Do you really want to think about starting a build of you project? What if you had a personal slave that would restart a build of your project whenever you save any file belonging to that project? The bg-build mode does just that. Just save the file, a compile is started (silently!), you can continue working without even thinking about starting a build, and if there are errors, you are notified (with a message), and can then jump to errors.
This mode is not specific to MLton per se, but is particularly useful for working with MLton due to the longer compile times. By the time you start wondering about possible errors, the build is already on the way.
Functionality and Features
Each time a file is saved, and after a user configurable delay period has been exhausted, a build is started silently in the background.
When the build is finished, a status indicator (message) is displayed non-intrusively.
At any time, you can switch to a build process buffer where all the messages from the build are shown.

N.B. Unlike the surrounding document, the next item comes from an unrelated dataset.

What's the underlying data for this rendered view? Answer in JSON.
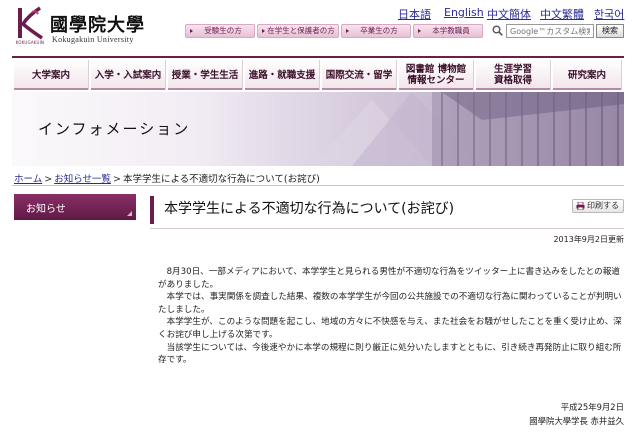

Optionally highlights (error/warning) message locations in (source code) buffers after a finished build.
After a build has finished, you can jump to locations of warnings and errors from the build process buffer or by using the first-error and next-error commands.
When a build fails, bg-build mode can optionally execute a user specified command. By default, bg-build mode executes first-error.
When starting a build of a particular project, a possible previous live build of the same project is interrupted first.
A project configuration file specifies the commands required to build a project.
Multiple projects can be loaded into bg-build mode and bg-build mode can build a given maximum number of projects concurrently.
There is no package for the mode at the moment. To install the mode you need to fetch the Emacs Lisp, *.el, files from the MLton repository: emacs.
The easiest way to load the mode is to first tell Emacs where to find the files. For example, add
(add-to-list 'load-path (file-truename "path-to-the-el-files"))
to your ~/.emacs or ~/.xemacs/init.el. You’ll probably also want to start the mode automatically by adding
(require 'bg-build-mode) (bg-build-mode)
to your Emacs init file. Once the mode is activated, you should see the BGB indicator on the mode line.
MLton and Compilation-Mode
At the time of writing, neither Gnu Emacs nor XEmacs contain an error regexp that would match MLton’s messages.
If you use Gnu Emacs, insert the following code into your .emacs file:
(require 'compile) (add-to-list 'compilation-error-regexp-alist '("^\\(Warning\\|Error\\): \\(.+\\) \\([0-9]+\\)\\.\\([0-9]+\\)\\.$" 2 3 4))
If you use XEmacs, insert the following code into your init.el file:
(require 'compile) (add-to-list 'compilation-error-regexp-alist-alist '(mlton ("^\\(Warning\\|Error\\): \\(.+\\) \\([0-9]+\\)\\.\\([0-9]+\\)\\.$" 2 3 4))) (compilation-build-compilation-error-regexp-alist)
Typically projects are built (or compiled) using a tool like make, but the details vary. The bg-build mode needs a project configuration file to know how to build your project. A project configuration file basically contains an Emacs Lisp expression calling a function named bg-build that returns a project object. A simple example of a project configuration file would be the (Build.bgb) file used with smlbot:
(bg-build :name "SML-Bot" :shell "nice -n5 make all")
The bg-build function takes a number of keyword arguments:
:name specifies the name of the project. This can be any expression that evaluates to a string or to a nullary function that returns a string.
:shell specifies a shell command to execute. This can be any expression that evaluates to a string, a list of strings, or to a nullary function returning a list of strings.
:build? specifies a predicate to determine whether the project should be built after some files have been modified. The predicate is given a list of filenames and should return a non-nil value when the project should be built and nil otherwise.
All of the keyword arguments, except :shell, are optional and can be left out.
Note the use of the nice command above. It means that background build process is given a lower priority by the system process scheduler. Assuming your machine has enough memory, using nice ensures that your computer remains responsive. (You probably won’t even notice when a build is started.)
Once you have written a project file for bg-build mode. Use the bg-build-add-project command to load the project file for bg-build mode. The bg-build mode can also optionally load recent project files automatically at startup.
After the project file has been loaded and bg-build mode activated, each time you save a file in Emacs, the bg-build mode tries to build your project.
The bg-build-status command creates a buffer that displays some status information on builds and allows you to manage projects (start builds explicitly, remove a project from bg-build, …) as well as visit buffers created by bg-build. Notice the count of started builds. At the end of the day it can be in the hundreds or thousands. Imagine the number of times you’ve been relieved of starting a build explicitly!